I remember when I was in school. Back in the 1950s, we had play time at school: unsupervised time to play with blocks and logs, and even tumble weed to build forts. We made things with clay made from ordinary kitchen flour. We went to the beach and spent hours building sand castles. At school, we played in the sand box, or on the gym set. It was not regulated as during a physical ed class. Older children would play tag or practice spinning balls or skip flat rocks over the river water. Parents serving as playground supervisors would volunteer to watch over us so that no one would get hurt while the teachers were busy setting up the next exercises in the classroom.
Play time in the snow was wonderful. We made the typical snowmen or rolled up and compacted snow to build warm forts with tall walls, which protected us from the cold wind. We would make complex tracks on a small hill in which to slide those circular sleds made from garbage can lids. On such track ended up in an irrigation ditch filled with ice with a six foot cushion of snow. Our parents cringed, but it was so much fun and free. No admission fees. It was the best playtime we had that year as a neighborhood. I doubt that could be done today as ditches in cities must be fenced and are regulated by the Building and Safety, by adults who do not have the time to watch children play.
Indoor rainy day play was the best time, as our teachers brought out boxes of simple toys: feathers to make Native American headdresses, trimmings to make clothes used in creative dramatics, paper to make boxes and birds, fabrics to make pirate cloths and ghost costumes, stuff that most adults would toss out as junk, but that children would beg them to keep.

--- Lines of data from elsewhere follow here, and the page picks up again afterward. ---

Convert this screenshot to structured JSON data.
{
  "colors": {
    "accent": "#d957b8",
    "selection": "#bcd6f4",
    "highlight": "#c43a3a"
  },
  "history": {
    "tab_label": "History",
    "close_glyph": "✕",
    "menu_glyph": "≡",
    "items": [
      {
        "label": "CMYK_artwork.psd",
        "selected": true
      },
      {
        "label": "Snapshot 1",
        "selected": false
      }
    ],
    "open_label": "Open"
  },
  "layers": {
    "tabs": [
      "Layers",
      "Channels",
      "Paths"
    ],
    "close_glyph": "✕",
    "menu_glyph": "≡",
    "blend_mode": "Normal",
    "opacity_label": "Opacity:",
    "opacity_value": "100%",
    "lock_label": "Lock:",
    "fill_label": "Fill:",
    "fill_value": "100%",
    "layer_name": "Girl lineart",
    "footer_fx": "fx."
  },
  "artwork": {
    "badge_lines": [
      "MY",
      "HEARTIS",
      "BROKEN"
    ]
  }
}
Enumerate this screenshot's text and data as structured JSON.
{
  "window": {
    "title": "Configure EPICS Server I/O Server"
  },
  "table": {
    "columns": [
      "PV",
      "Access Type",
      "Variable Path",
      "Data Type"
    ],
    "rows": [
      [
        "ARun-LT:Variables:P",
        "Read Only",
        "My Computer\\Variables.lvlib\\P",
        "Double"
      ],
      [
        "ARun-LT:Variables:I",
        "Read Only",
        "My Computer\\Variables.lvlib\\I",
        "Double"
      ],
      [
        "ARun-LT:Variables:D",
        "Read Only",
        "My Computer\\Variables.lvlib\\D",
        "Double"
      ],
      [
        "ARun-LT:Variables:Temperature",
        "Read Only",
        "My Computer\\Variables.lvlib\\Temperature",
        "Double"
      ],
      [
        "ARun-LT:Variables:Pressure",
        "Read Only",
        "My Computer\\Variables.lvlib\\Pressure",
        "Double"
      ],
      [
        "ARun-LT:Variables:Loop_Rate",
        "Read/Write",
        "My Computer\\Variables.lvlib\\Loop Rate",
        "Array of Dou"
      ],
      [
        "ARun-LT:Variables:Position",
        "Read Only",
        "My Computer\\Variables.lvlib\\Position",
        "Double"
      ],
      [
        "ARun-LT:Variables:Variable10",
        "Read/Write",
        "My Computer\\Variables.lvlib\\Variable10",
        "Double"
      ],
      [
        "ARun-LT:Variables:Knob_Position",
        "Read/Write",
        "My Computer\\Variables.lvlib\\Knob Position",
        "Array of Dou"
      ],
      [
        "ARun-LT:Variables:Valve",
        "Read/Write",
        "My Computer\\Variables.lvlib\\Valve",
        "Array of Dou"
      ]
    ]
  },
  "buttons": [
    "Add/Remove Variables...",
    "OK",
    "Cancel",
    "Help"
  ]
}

At camp, they would give us a box filled with clothing and scarves. We were told to stage a play on any topic. It was called creative dramatics, but was not part of a course. I remember entertaining my folks and neighhors with staged plays. We would spend hours rehearsing. Then would come the dress rehearsals. We would critique ourselves. Boys would play celebrating Mass, while girls would take a doll and play mommy, or wear a scarf and be Sister Victoria teaching addition and subtraction.
Play was very important as it inspired us to become engineers, teachers, priests, nuns, mothers, fathers, doctors, lawyers, etc.